Though a broken radiation machine--currently the only machine in Uganda--was the catalyst for sending us to Nairobi in the first place, our heart’s desire to have her near her family has never waned. Now that the radiation portion of her treatment is completed, we are thankful that God led us to a doctor we didn’t know existed when we started this journey!
Here we are three weeks earlier than the intended start date projected by Nairobi and she’s already receiving a harder hitting and more effective chemo than originally planned!
God's timing and orchestration is beautiful and beyond what we could arrange ourselves.
God is GOOD!
Without the guesthouse accommodation fees and travel costs to and from Nairobi, we will be able to treat Ketty here for much less of a financial investment as far as those two entities are concerned.
Thank you for standing with her and the entire family in prayer and financial support.
As we move forward in this journey, given the nature of a patient receiving chemo, any fever of 37.5C or above is considered an emergency requiring blood work and a possible jaunt into Kampala.
Here in are two important prayer requests: that she have no fevers during her treatment and that she will not require hospitalization from this point forward in the treatment cycles!

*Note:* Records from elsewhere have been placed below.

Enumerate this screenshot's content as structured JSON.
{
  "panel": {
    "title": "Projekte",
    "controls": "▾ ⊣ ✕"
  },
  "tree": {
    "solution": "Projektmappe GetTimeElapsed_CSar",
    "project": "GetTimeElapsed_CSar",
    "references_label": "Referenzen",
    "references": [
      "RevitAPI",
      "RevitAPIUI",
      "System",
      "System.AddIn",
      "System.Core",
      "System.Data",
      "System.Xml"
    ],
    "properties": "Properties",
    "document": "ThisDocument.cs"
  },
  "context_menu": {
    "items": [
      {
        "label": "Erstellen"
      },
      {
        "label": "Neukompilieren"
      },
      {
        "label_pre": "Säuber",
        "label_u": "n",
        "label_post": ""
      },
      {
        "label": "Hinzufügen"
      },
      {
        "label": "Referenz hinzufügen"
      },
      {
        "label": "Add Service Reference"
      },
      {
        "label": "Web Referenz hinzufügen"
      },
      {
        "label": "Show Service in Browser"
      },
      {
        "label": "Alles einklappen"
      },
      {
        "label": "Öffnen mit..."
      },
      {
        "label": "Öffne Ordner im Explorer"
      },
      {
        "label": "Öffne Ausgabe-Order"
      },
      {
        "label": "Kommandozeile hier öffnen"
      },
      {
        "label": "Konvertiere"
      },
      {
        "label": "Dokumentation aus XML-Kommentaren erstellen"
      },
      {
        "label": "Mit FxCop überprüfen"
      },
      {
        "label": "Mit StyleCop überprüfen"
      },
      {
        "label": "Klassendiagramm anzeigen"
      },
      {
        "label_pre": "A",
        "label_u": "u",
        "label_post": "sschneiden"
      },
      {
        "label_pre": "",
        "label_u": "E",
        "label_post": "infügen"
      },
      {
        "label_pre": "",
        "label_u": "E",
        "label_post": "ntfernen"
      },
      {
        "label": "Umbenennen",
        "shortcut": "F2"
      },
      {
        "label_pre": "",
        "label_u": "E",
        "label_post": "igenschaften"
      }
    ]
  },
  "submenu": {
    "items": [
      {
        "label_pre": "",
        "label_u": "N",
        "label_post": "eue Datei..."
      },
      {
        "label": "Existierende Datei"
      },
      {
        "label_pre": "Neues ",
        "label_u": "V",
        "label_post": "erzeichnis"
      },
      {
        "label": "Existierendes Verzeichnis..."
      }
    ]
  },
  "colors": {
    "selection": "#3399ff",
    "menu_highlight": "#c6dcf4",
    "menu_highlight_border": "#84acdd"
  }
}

Usually, chemo does not require an admittance. It is the need for a blood transfusion this time which required her being admitted. I spoke with the oncologist yesterday and asked if for the following courses of chemo we could check her red blood count from Kiwoko, possibly even receive a transfusion from Kiwoko if necessary, and only travel into Kampala for the chemo administration. He agreed that was possible.

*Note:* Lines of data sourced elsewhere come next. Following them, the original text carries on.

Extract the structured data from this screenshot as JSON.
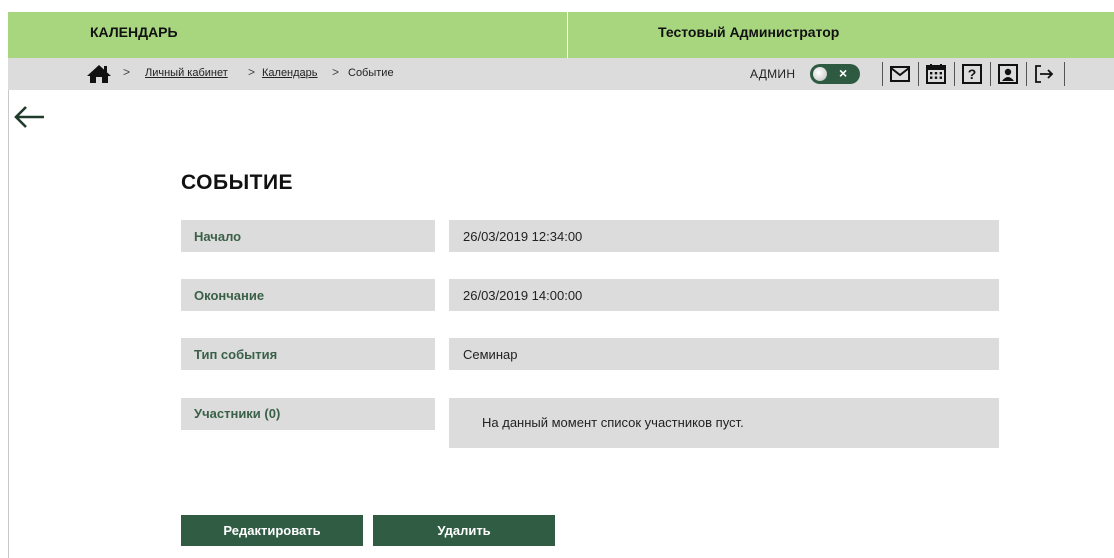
{
  "header": {
    "app_title": "КАЛЕНДАРЬ",
    "user_name": "Тестовый Администратор",
    "color": "#a8d67e"
  },
  "navbar": {
    "breadcrumb": {
      "home_icon": "home-icon",
      "items": [
        {
          "label": "Личный кабинет",
          "link": true
        },
        {
          "label": "Календарь",
          "link": true
        },
        {
          "label": "Событие",
          "link": false
        }
      ],
      "separator": ">"
    },
    "admin_label": "АДМИН",
    "admin_toggle": {
      "state": "off",
      "symbol": "×"
    },
    "icons": [
      "mail-icon",
      "calendar-icon",
      "help-icon",
      "profile-icon",
      "logout-icon"
    ]
  },
  "page": {
    "back_icon": "back-arrow-icon",
    "title": "СОБЫТИЕ",
    "fields": [
      {
        "label": "Начало",
        "value": "26/03/2019 12:34:00"
      },
      {
        "label": "Окончание",
        "value": "26/03/2019 14:00:00"
      },
      {
        "label": "Тип события",
        "value": "Семинар"
      },
      {
        "label": "Участники (0)",
        "value": "На данный момент список участников пуст."
      }
    ],
    "buttons": {
      "edit": "Редактировать",
      "delete": "Удалить"
    },
    "button_color": "#305c44",
    "label_color": "#3b6048"
  }
}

I made such requests of the doctor as we had to jump through quite a few hurdles this week when we found out her hemoglobin was too low for chemotherapy. The admission meant I could not attend to her in the hospital as there was no bed for me to sleep in next to her. It meant two extra nights in a guest house. It also took much longer than I expected for her to receive the two units of blood (more than 24 hours as they split the infusions more than 12 hours apart.) Together we arrived around 6 p.m. to the guest house on Thursday evening after the final blood transfusion ended late enough that the delay ensured we would have to wait until Friday for the chemotherapy infusion.

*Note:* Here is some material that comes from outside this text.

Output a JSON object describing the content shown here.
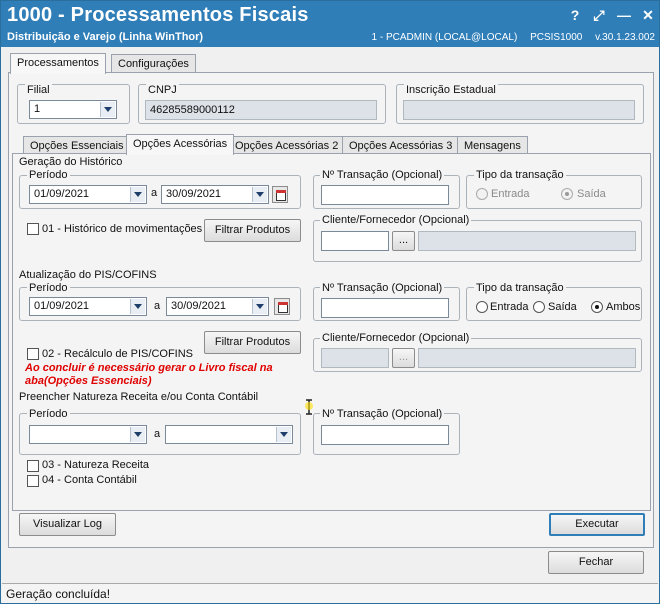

We arrived bright and early at the hospital Friday morning and found her hemoglobin well above the doctor’s set parameter of 10--she was 13.2!! However, another delay meant she waited from 10 a.m. until 3 p.m. before the chemo was actually started. I had left her with Aunt Lucy as I needed to get back home to attend to my own family. She and Lucy arrived back at the guest house just short of 9 p.m. Friday night. All the waiting made for a very long day.
Me, Ketty and Lucy at IHK on Friday morning
Having her back home in Kasana is a real blessing! Her first follow-up appointment as a part of this first round of treatment will be toward the end of this week.
The projected ending date of her sixth and final chemo treatment is the week before Christmas.
Home for Christmas! Hallelujah!
Blessings, thanks and appreciation to all of you!